Scenario: You are in your mid twenties, married with no children. Your spouse contributes 50% of your family income. Your family income is $100,000 per year. You have a new 30 year mortgage of $250,000.
In this situation you may want to each take out at least $250,000 to $500,000 worth of term insurance. This will provide the survivor with 3-5 years worth of income, cover funeral expenses, make a nice dent in the mortgage.
Life insurance to the beneficary is not taxable. If no beneficiary is named then the insurance payout goes to the estate and is subject to estate tax.
Scenario: You are single and have no one that relies on you for support.
Unless you want to leave money to a charity or create an endowment of some sort it does not sound like you need life insurance provided that you have left enough money for your family to cover the cost of your funeral.
Scenario: Your spouse does not work. You have three children ages 4 to 12. Your annual income is $50,000. You have $10,000 in debt, and owe $100,000 on your mortgage. You and your spouse are 37.
Under this scenario I would think a term policy for the main bread winner between $600,000 to $1,000,000 would be warranted. There are certainly other factors regarding family budget I would want to know. But, such a policy would allow the surviving spouse to payoff the mortgage, the credit card debt, setup trust funds to pay for the childrens college, and provide enough income to allow the surviving spouse adequate time to make a transition into the world of work, and even stay at home raising the children for many years should they so desire.

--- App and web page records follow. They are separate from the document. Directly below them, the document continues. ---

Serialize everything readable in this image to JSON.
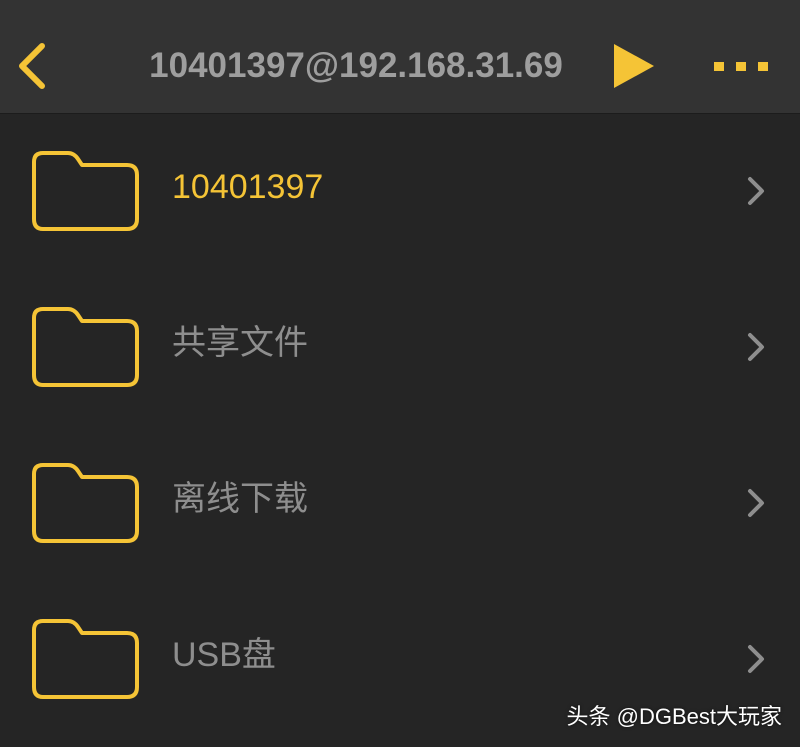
{
  "nav": {
    "title": "10401397@192.168.31.69",
    "back_icon": "chevron-left-icon",
    "play_icon": "play-icon",
    "more_icon": "more-dots-icon"
  },
  "colors": {
    "accent": "#f5c436",
    "nav_background": "#333333",
    "background": "#252525",
    "label": "#8e8e8e",
    "title": "#9e9e9e",
    "chevron": "#8e8e8e"
  },
  "folders": [
    {
      "label": "10401397",
      "icon": "folder-icon",
      "active": true
    },
    {
      "label": "共享文件",
      "icon": "folder-icon",
      "active": false
    },
    {
      "label": "离线下载",
      "icon": "folder-icon",
      "active": false
    },
    {
      "label": "USB盘",
      "icon": "folder-icon",
      "active": false
    }
  ],
  "watermark": "头条 @DGBest大玩家"
}
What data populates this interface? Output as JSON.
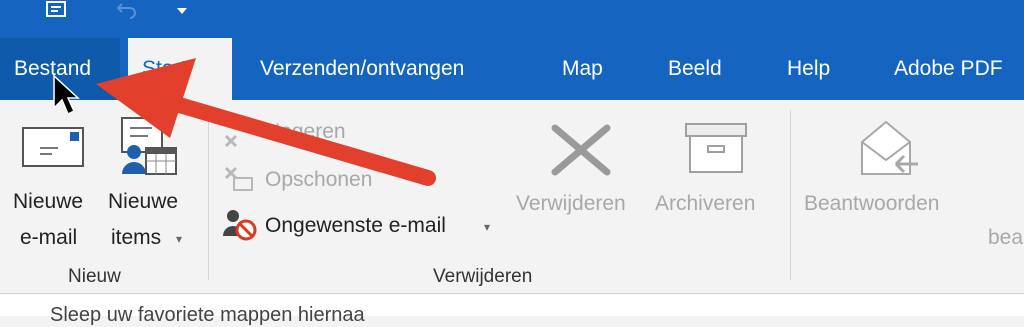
{
  "tabs": [
    {
      "label": "Bestand"
    },
    {
      "label": "Start"
    },
    {
      "label": "Verzenden/ontvangen"
    },
    {
      "label": "Map"
    },
    {
      "label": "Beeld"
    },
    {
      "label": "Help"
    },
    {
      "label": "Adobe PDF"
    }
  ],
  "ribbon": {
    "nieuw": {
      "new_email_line1": "Nieuwe",
      "new_email_line2": "e-mail",
      "new_items_line1": "Nieuwe",
      "new_items_line2": "items",
      "group_label": "Nieuw"
    },
    "verwijderen": {
      "negeren": "Negeren",
      "opschonen": "Opschonen",
      "ongewenste": "Ongewenste e-mail",
      "verwijderen_btn": "Verwijderen",
      "archiveren_btn": "Archiveren",
      "group_label": "Verwijderen"
    },
    "reageren": {
      "beantwoorden": "Beantwoorden",
      "partial_label": "bea"
    }
  },
  "bottom_hint": "Sleep uw favoriete mappen hiernaa",
  "colors": {
    "titlebar": "#1565c0",
    "annotation_arrow": "#e2402c"
  }
}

An important note regarding these scenarios. I am not making any specific recommendations. If I was advising you I would get much more information to help you make the best decision. In the end the decision is yours. In my own circumstances I tend to lean on the side of being insured more than is actually needed. My reasoning is that given my death I do not want money to be one of the things my wife has to worry about. Your own peace of mind is an important factor in making a decision. So is how much money you have in your monthly budget to spend on insurance.
If you are young (40 or younger) and healthy you can buy a lot of life insurance for a small monthly amount. The market is very competetive, and as such prices are affordable. You can also find policies that is you pay a bit extra will lock you in to a certain premium rate for x number of years.
The rate you will get depends on your lifestyle, occupation and health. If you are a coal miner you will be paying high rates. If you are into sky diving or rock climbing or other dangerous activities your premiums will be high. There are many factors that go into determining your rate. It is important you disclose everything. You DO NOT want to omit any information like this on any of the forms you will need to fill out. If you do and it is discovered the claim will be denied. Be honest.
Where to buy?
I would recommend that you google both "worst life insurance companies" and "best life insurance companies" and do some research. Then google "life insurance" and find an independent site where you can get some quotes on those companies. Or, you can contact the companies directly.
I do not recommend buying additional life insurance through your place of employment. It is just too much of a hastle to deal with if you get laid off or end up changing jobs.